Permuting the rows and columns, or taking the matrix transpose gives an equivalent game.

EDIT: I was actually quite surprised at how easy it is for the o's to make a losing mistake! Consider the position on the left in the diagram below (after 4 o's have been placed and 3 x's have been placed, with x to move). An equivalent position seems like a very natural position to arise. Surprisingly, x can force the win from here! I put in yellow the forced moves by o (otherwise x goes in that square and o loses).

Consequently, o has made a mistake in allowing the first position above, and can win instead as illustrated in the following sketch, for example.

1

This question can be phrased in terms of (0,1)-matrix permanents.
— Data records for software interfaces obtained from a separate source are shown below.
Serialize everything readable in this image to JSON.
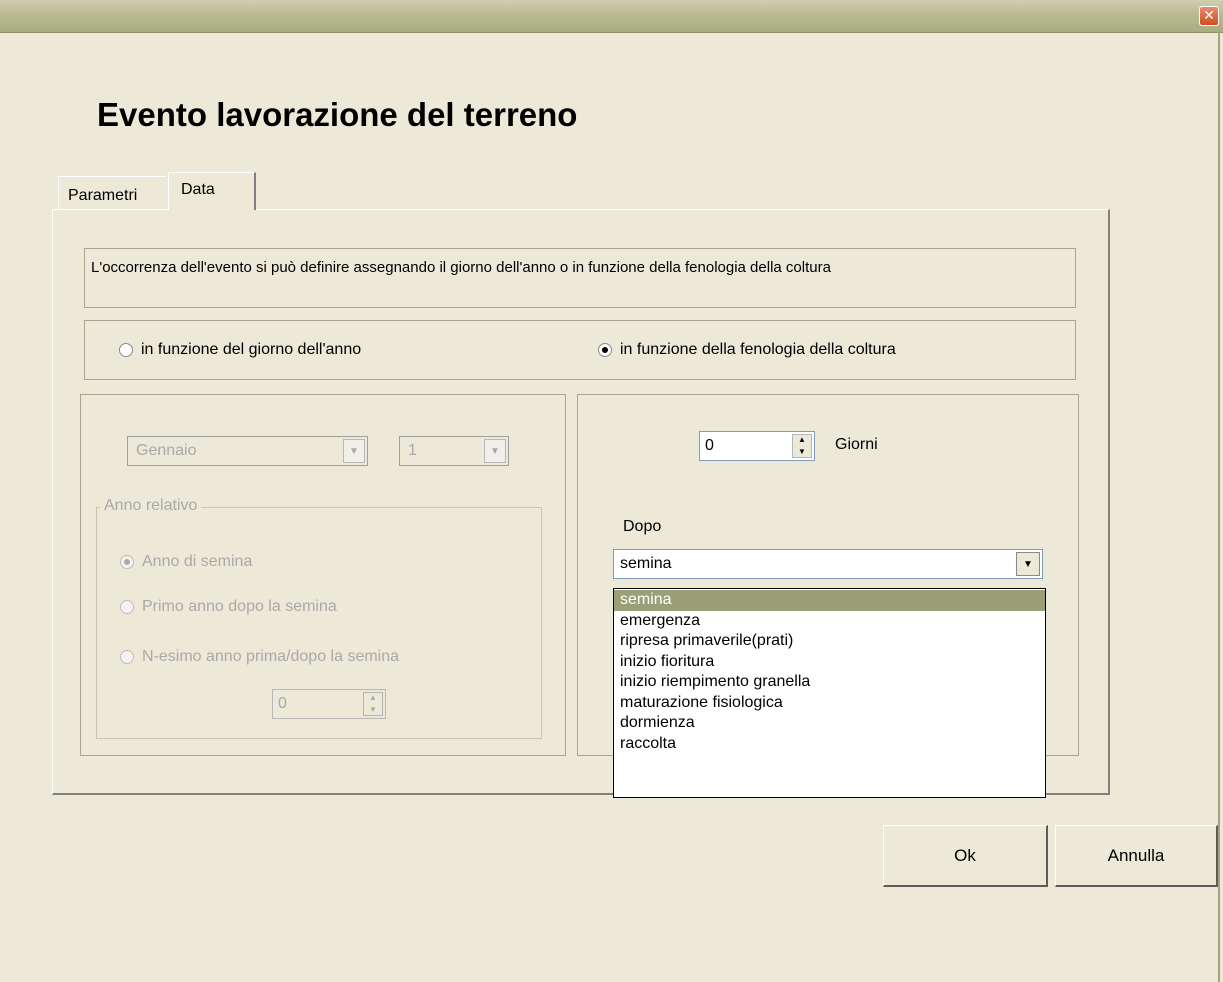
{
  "window": {
    "close_glyph": "✕"
  },
  "dialog": {
    "title": "Evento lavorazione del terreno"
  },
  "tabs": [
    {
      "label": "Parametri",
      "active": false
    },
    {
      "label": "Data",
      "active": true
    }
  ],
  "info": {
    "text": "L'occorrenza dell'evento si può definire assegnando il giorno dell'anno o in funzione della fenologia della coltura"
  },
  "mode": {
    "options": [
      {
        "label": "in funzione del giorno dell'anno",
        "checked": false
      },
      {
        "label": "in funzione della fenologia della coltura",
        "checked": true
      }
    ]
  },
  "date_panel": {
    "month": "Gennaio",
    "day": "1",
    "relative_year": {
      "label": "Anno relativo",
      "options": [
        {
          "label": "Anno di semina",
          "checked": true
        },
        {
          "label": "Primo anno dopo la semina",
          "checked": false
        },
        {
          "label": "N-esimo anno prima/dopo la semina",
          "checked": false
        }
      ],
      "n_value": "0"
    }
  },
  "phenology_panel": {
    "days_value": "0",
    "days_label": "Giorni",
    "after_label": "Dopo",
    "selected": "semina",
    "options": [
      "semina",
      "emergenza",
      "ripresa primaverile(prati)",
      "inizio fioritura",
      "inizio riempimento granella",
      "maturazione fisiologica",
      "dormienza",
      "raccolta"
    ]
  },
  "buttons": {
    "ok": "Ok",
    "cancel": "Annulla"
  }
}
Player 1 places copies of the number 1 and player 2 places copies of the number 0, and empty cells count as 0. Player 1 wants to achieve a non-zero permanent.

Permuting the rows and columns, or taking the matrix transpose gives an equivalent game.